June 2012
May 21, 2012

Unions fight for Downstate Medical

Author: DarrylMcGrath
Source: NYSUT United

NYSUT and United University Professions, the statewide union's higher education affiliate at SUNY, are fighting to stave off a devastating double blow to health services and the economy in Brooklyn from a "restructuring" of SUNY Downstate Medical Center.

As NYSUT United went to press, the hospital said the possible restructuring would likely mean the loss of some jobs and services. As the unions note, any loss of services at the Medical Center's University Hospital in Flatbush could make it that much harder for thousands of Brooklyn residents to access desperately needed health care. More than half of the Medical Center's 8,000 employees live in Brooklyn, so any significant loss of jobs could hit an already challenged section of New York City very hard. At 10.4 percent, Kings County has one of the highest unemployment rates in the state.
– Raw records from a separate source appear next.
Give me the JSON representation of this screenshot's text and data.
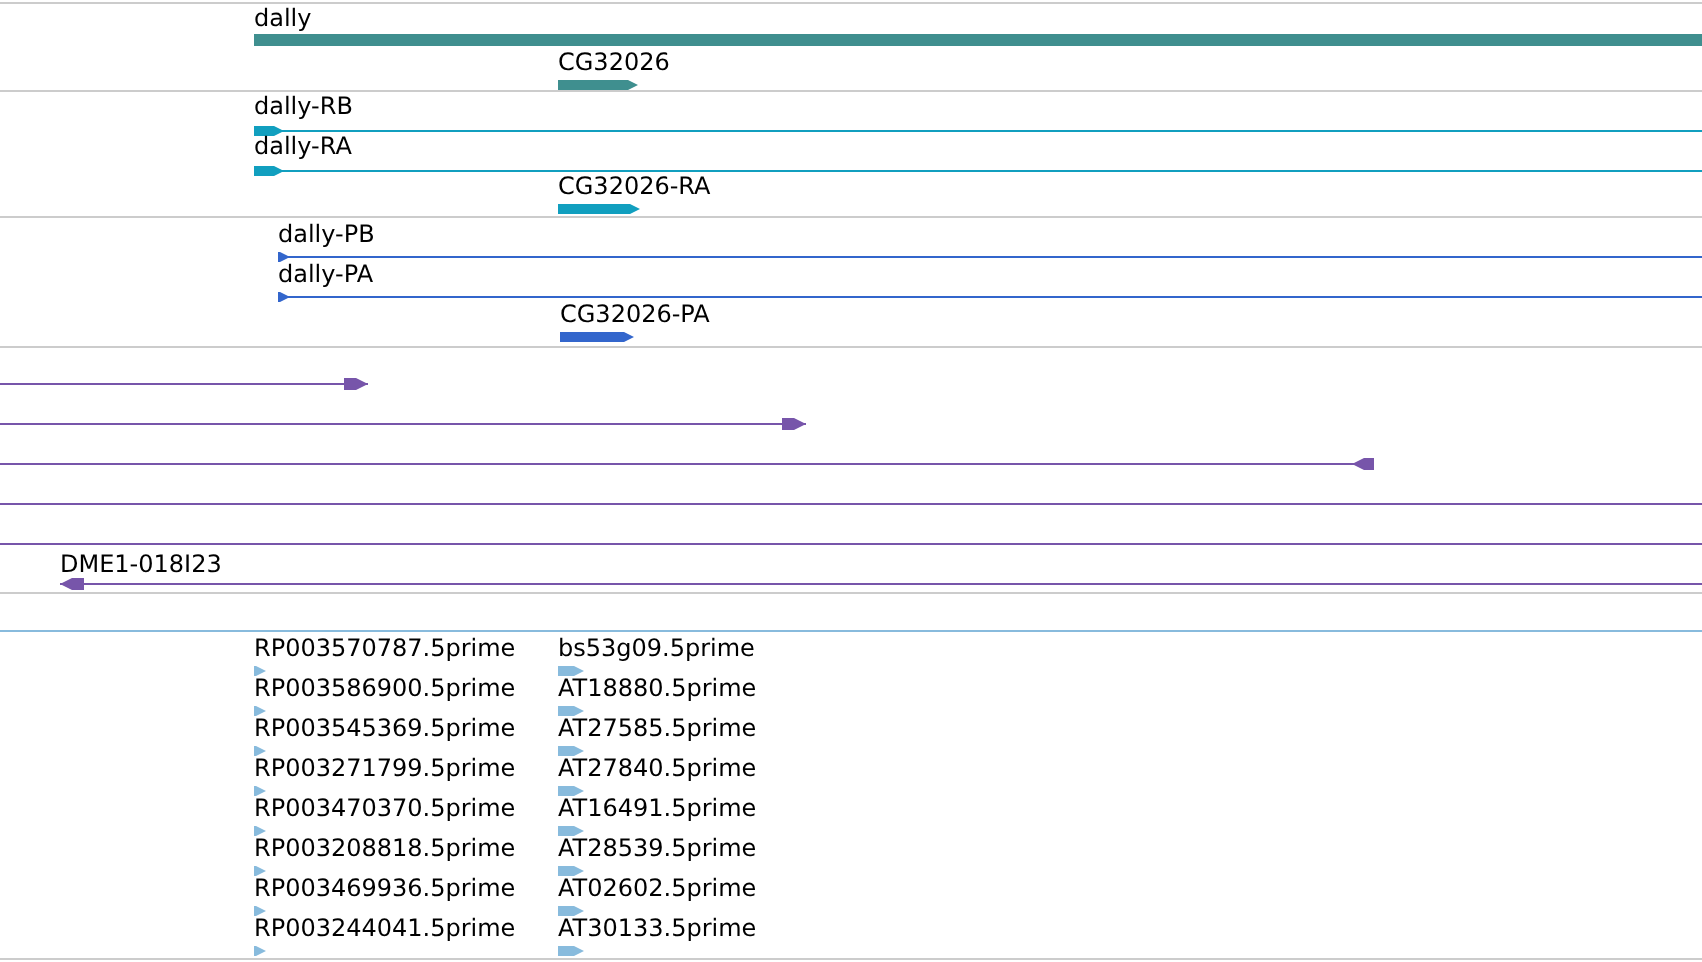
{
  "tracks": [
    {
      "kind": "gene",
      "features": [
        {
          "label": "dally"
        },
        {
          "label": "CG32026",
          "reverse": false
        }
      ]
    },
    {
      "kind": "transcript",
      "features": [
        {
          "label": "dally-RB",
          "reverse": false
        },
        {
          "label": "dally-RA",
          "reverse": false
        },
        {
          "label": "CG32026-RA",
          "reverse": false
        }
      ]
    },
    {
      "kind": "protein",
      "features": [
        {
          "label": "dally-PB",
          "reverse": false
        },
        {
          "label": "dally-PA",
          "reverse": false
        },
        {
          "label": "CG32026-PA",
          "reverse": false
        }
      ]
    },
    {
      "kind": "clone",
      "features": [
        {
          "reverse": false,
          "clipped": false
        },
        {
          "reverse": false,
          "clipped": false
        },
        {
          "reverse": true,
          "clipped": false
        },
        {
          "clipped": true
        },
        {
          "clipped": true
        },
        {
          "label": "DME1-018I23",
          "reverse": true,
          "clipped": false
        }
      ]
    },
    {
      "kind": "empty"
    },
    {
      "kind": "est",
      "columns": [
        {
          "features": [
            {
              "label": "RP003570787.5prime"
            },
            {
              "label": "RP003586900.5prime"
            },
            {
              "label": "RP003545369.5prime"
            },
            {
              "label": "RP003271799.5prime"
            },
            {
              "label": "RP003470370.5prime"
            },
            {
              "label": "RP003208818.5prime"
            },
            {
              "label": "RP003469936.5prime"
            },
            {
              "label": "RP003244041.5prime"
            }
          ]
        },
        {
          "features": [
            {
              "label": "bs53g09.5prime"
            },
            {
              "label": "AT18880.5prime"
            },
            {
              "label": "AT27585.5prime"
            },
            {
              "label": "AT27840.5prime"
            },
            {
              "label": "AT16491.5prime"
            },
            {
              "label": "AT28539.5prime"
            },
            {
              "label": "AT02602.5prime"
            },
            {
              "label": "AT30133.5prime"
            }
          ]
        }
      ]
    }
  ]
}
"Our members are asking the governor, SUNY Board of Trustees Chair H. Carl McCall and SUNY Chancellor Nancy Zimpher to put Central Brooklyn residents first and to abandon this restructuring plan," said UUP President Phil Smith. "Our members at Downstate Medical Center are dedicated to improving and saving lives, and they are concerned about their patients. This fight is about the well-being of patients in need, and the economic life of a neighborhood in need."

NYSUT President Dick Iannuzzi has called the effort to keep SUNY Downstate Medical Center strong and vital "one of the most critical fights that NYSUT and higher education have faced in decades."

Downstate is one of the state's three academic medical centers, and its College of Medicine graduates hundreds of doctors each year, many of them physicians of color. In turn, more than 80 percent of those graduates stay in New York and continue to provide services to patients in New York City and especially in Kings County. This is not the first threat against Downstate Medical Center that NYSUT and UUP have fought back; last fall, the state's Medicaid Redesign Team recommended moving inpatient services from University Hospital to the Medical Center's Long Island College Hospital.

NYSUT members have sent hundreds of letters to SUNY officials and lawmakers asking that the restructuring not take place. To send a letter and for more information, go to the UUP website at www.uupinfo.org.